James Clear’s Four Burners Theory encapsulates this perfectly. According to him, imagine life being represented by a stove with four burners on it. Each burner symbolizes one major quadrant of your life.
1. The first burner represents your family.
2. The second burner is your friends.
3. The third burner is your health.
4. The fourth burner is your work.
The Four Burners Theory says that “to be successful you have to cut off one of your burners. And to be really successful you have to cut off two.”
Now, you might wonder if you can keep all four burners running and bypass it somehow by combining some of the quadrants? I mean, some people seem to have it all, don’t they? What we don’t see upholding that image is the amount of outsourced roles and the support system they have. I hate to break it to you but no, we can’t have it all.

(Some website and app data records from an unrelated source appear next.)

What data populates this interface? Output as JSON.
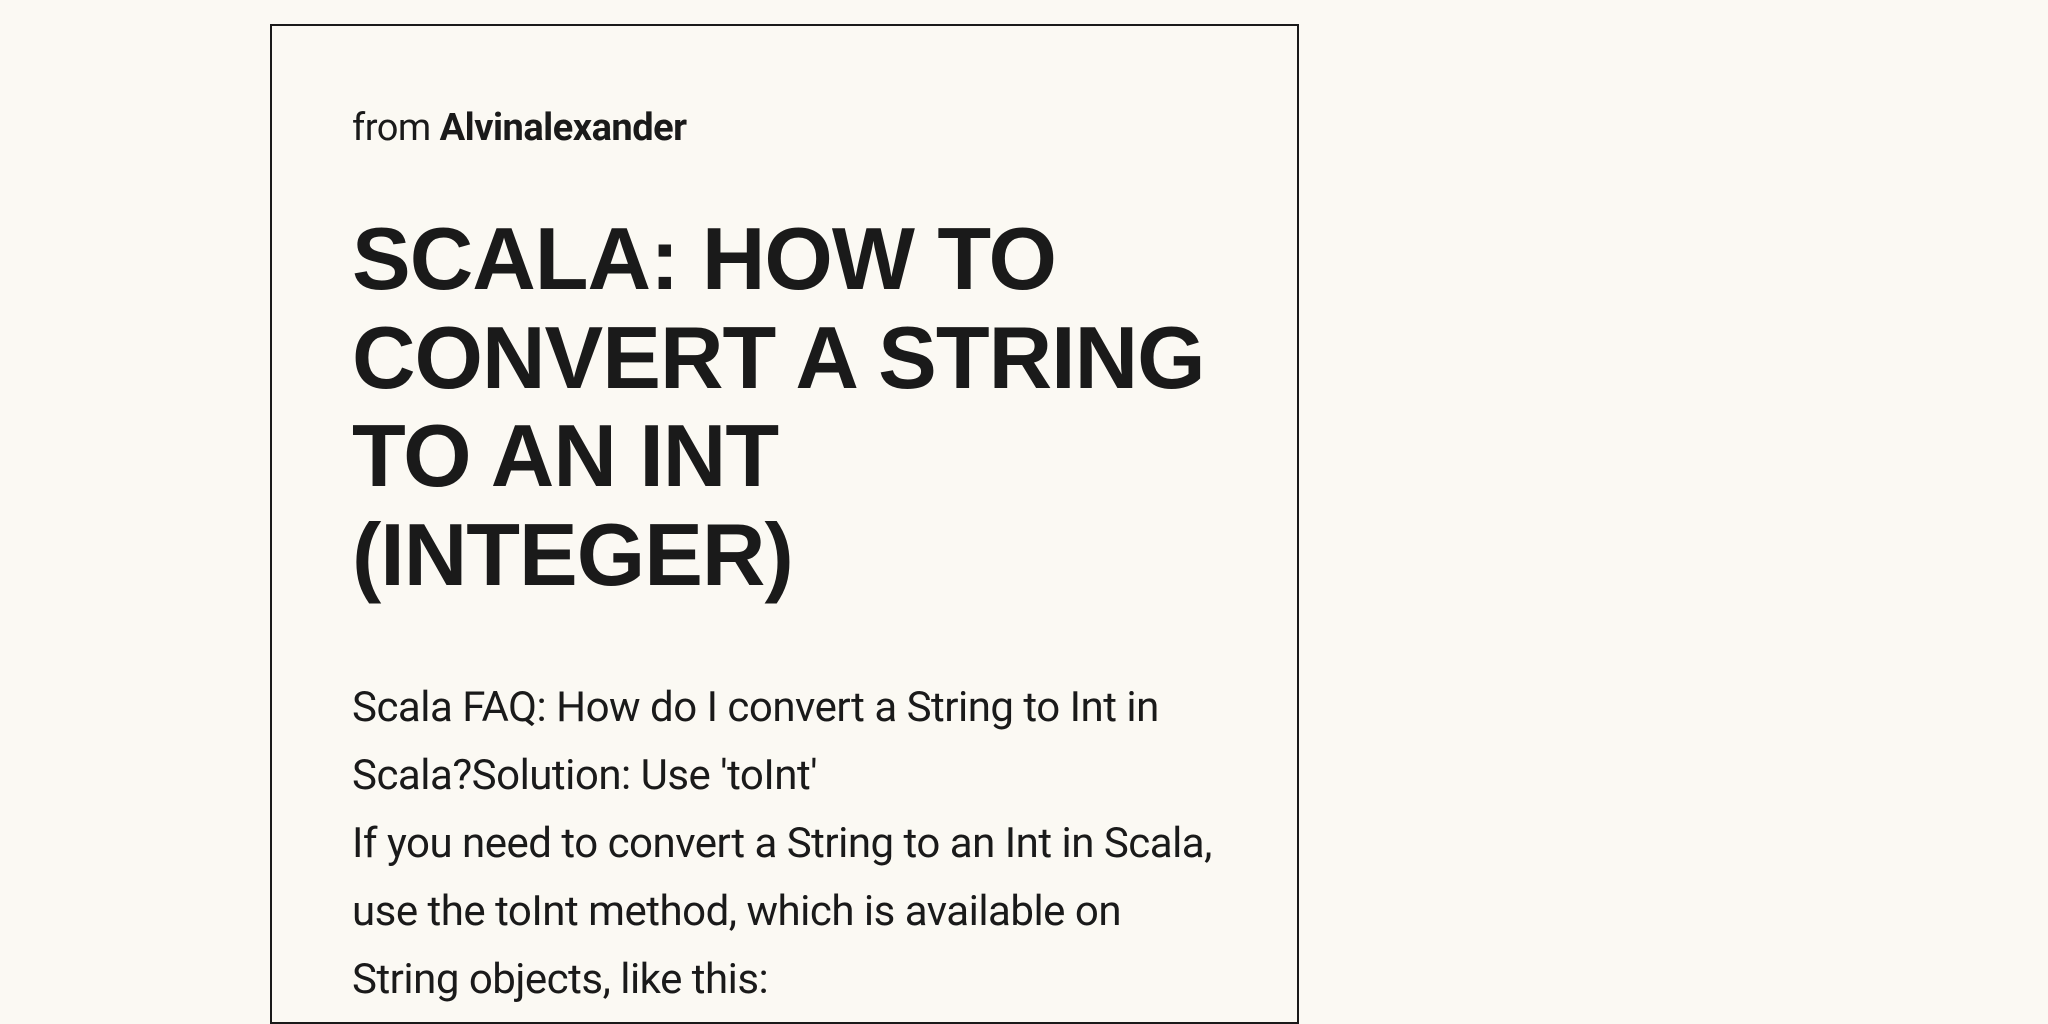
{
  "source": {
    "from_label": "from",
    "author": "Alvinalexander"
  },
  "title": "SCALA: HOW TO CONVERT A STRING TO AN INT (INTEGER)",
  "body": {
    "paragraph1": "Scala FAQ: How do I convert a String to Int in Scala?Solution: Use 'toInt'",
    "paragraph2": "If you need to convert a String to an Int in Scala, use the toInt method, which is available on String objects, like this:"
  }
}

Every action is a reflection of which burner is your priority at that given point in time and we have to learn to embrace the constraints and limitations that come with it.
Life is filled with trade-offs. If you want to excel in your career and marriage, your health and friends will be relegated to the back seat. Pick any combo you want, you’ll come to realize that you’ll eventually have to make a conscious decision of which burner to sacrifice to truly excel and reach your full potential in your chosen area. You can of course choose to spend an equal amount of time in all four quadrants of your life, but you will also have to learn to accept that excellence is unlikely an adjective in your book. Throw a pandemic in this equation, and all aspects of life are immeasurably harder. So forgive yourself for not being in your peak form.
If you’re interested to learn more about this theory, do check out https://jamesclear.com/four-burners-theory
Anyways, I digress. So how can we collectively be more considerate towards each other in times like these? As an employer or manager, do treat your employees with empathy. A good practice for HR is to send notifications upfront to all employees in regards to working hours for Muslims and to be mindful to not schedule calls or meetings around those times. Apart from that, meetings should be refrained from being scheduled during lunchtime as well to take into consideration parents who will need to prepare meals for their kids, especially when they are working at home with relatively little help. Taking into consideration of business needs, employees should also be prepared to accommodate taking calls either earlier or later of the day to make up for the flexibility given.
Expectations regarding productivity should also be adjusted given the circumstances. It is difficult to match the same level of productivity in an office environment where there are no distractions such as fussy kids, laundry, or cooking for your family. Having said that, this circumstance is not a hall pass for underperformance; trust goes both ways, and through empathy and responsibility on both ends that we can keep our livelihood intact.
To the rest of us, when you’re ordering your next meal, perhaps you can surprise your family and friends with a meal. It’s taking one task off their plate and nothing warms your heart more than a shared moment through food. And oh before I forget, do continue posting your recipes online; just make sure they are Halal. We’re the emphatic cool crowd, aren’t we? 😉